FORT LARAMIE — The town of Fort Laramie has been beautifying its city parks, beginning with refinishing and painting the town’s picnic tables.
The project was spearheaded by Laura Curtsinger, who joined the town council after councilwoman Joyce Evans was elected mayor in July. The town began advertising the opportunity for families and groups to “adopt” a picnic table by refinishing and painting them white on top with blue on the bottom.
Over the weekend, families and groups gathered at the north park and refinished 13 tables. In addition to the refinishing work, groups were allowed to then decorate their table as they saw fit. Several families left their names and painted handprints on their tables. Curtsinger hopes that improving the picnic tables will be the first step in a long beautification effort, and will help the town find grant money for future projects.
“The tables were kind of a way for me to bring awareness to the parks,” she said. “Most people that I talked to (in order) to ask about grants and funding, they would either say, ‘I didn’t know you guys had a park,’ or they would say, ‘Do you really have any kids in town?’”
In a town like Fort Laramie — Curtsinger estimates the child population at about 30, or 10 percent of the town’s total population — funding is vitally important for any of the improvements Curtsinger says she would like to see.

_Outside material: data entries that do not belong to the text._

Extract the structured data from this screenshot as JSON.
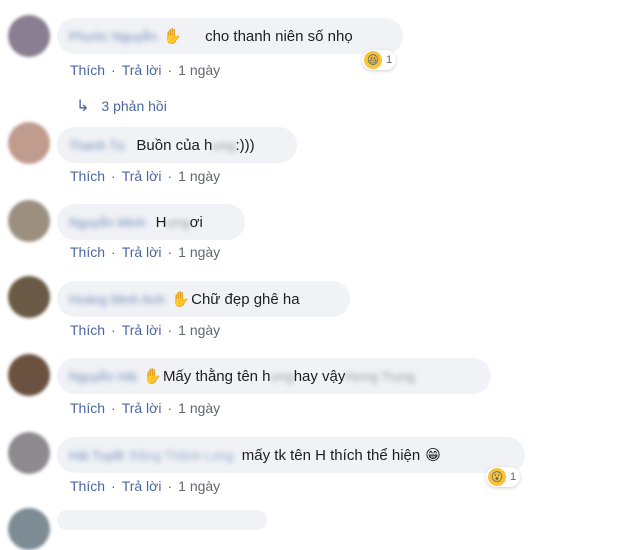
{
  "actions": {
    "like": "Thích",
    "reply": "Trả lời",
    "separator": "·"
  },
  "replies_link": {
    "arrow": "↳",
    "label": "3 phản hồi"
  },
  "comments": [
    {
      "name": "Phước Nguyễn",
      "avatar_color": "#8a7e92",
      "text_before_blur": "",
      "blurred": "",
      "text": "cho thanh niên số nhọ",
      "time": "1 ngày",
      "reaction": {
        "emoji": "😆",
        "count": "1"
      }
    },
    {
      "name": "Thanh Tú",
      "avatar_color": "#c09c8e",
      "text": "Buồn của h",
      "blurred": "ưng",
      "text_after": " :)))",
      "time": "1 ngày"
    },
    {
      "name": "Nguyễn Minh",
      "avatar_color": "#9c8f80",
      "text": "H",
      "blurred": "ưng",
      "text_after": " ơi",
      "time": "1 ngày"
    },
    {
      "name": "Hoàng Minh Anh",
      "avatar_color": "#6a5a46",
      "text": "Chữ đẹp ghê ha",
      "time": "1 ngày"
    },
    {
      "name": "Nguyễn Hải",
      "avatar_color": "#6b5240",
      "text": "Mấy thằng tên h",
      "blurred": "ưng",
      "text_after": " hay vậy ",
      "blurred_tail": "Hưng Trung",
      "time": "1 ngày"
    },
    {
      "name": "Hải Tuyết",
      "name_tail": "Đặng Thành Long",
      "avatar_color": "#8f8a90",
      "text": "mấy tk tên H thích thể hiện",
      "inline_emoji": "😁",
      "time": "1 ngày",
      "reaction": {
        "emoji": "😮",
        "count": "1"
      }
    }
  ]
}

She plans to continue updating the town’s two parks. At the north park, the swing set has been condemned and the metal slide either needs to be repaired or replaced, while the south park slide needs to be removed. The rest of the playground equipment at both parks require nine inches of pea gravel to be up-to-code. She would also like to see better care for the grass at south park, to make it more attractive for camping and gatherings. In addition to the picnic tables, the town added a crosswalk on Otis Street crossing Laramie Avenue, at the Lingle-Fort Laramie bus stop.
Curtsinger has long-term plans — a splash pad in north park, utilizing city property near south park to make room for more activities — but the important thing for Fort Laramie is to keep improving the town.
“As soon as I drive into a town, I look at the parks,” she said, because a healthy town maintains its parks. “We’re having a lot of young families move in, and to keep them here, you need things for the kids to do.”
By enticing them to move to and stay in Fort Laramie, Curtsinger hopes to keep the town growing and improving.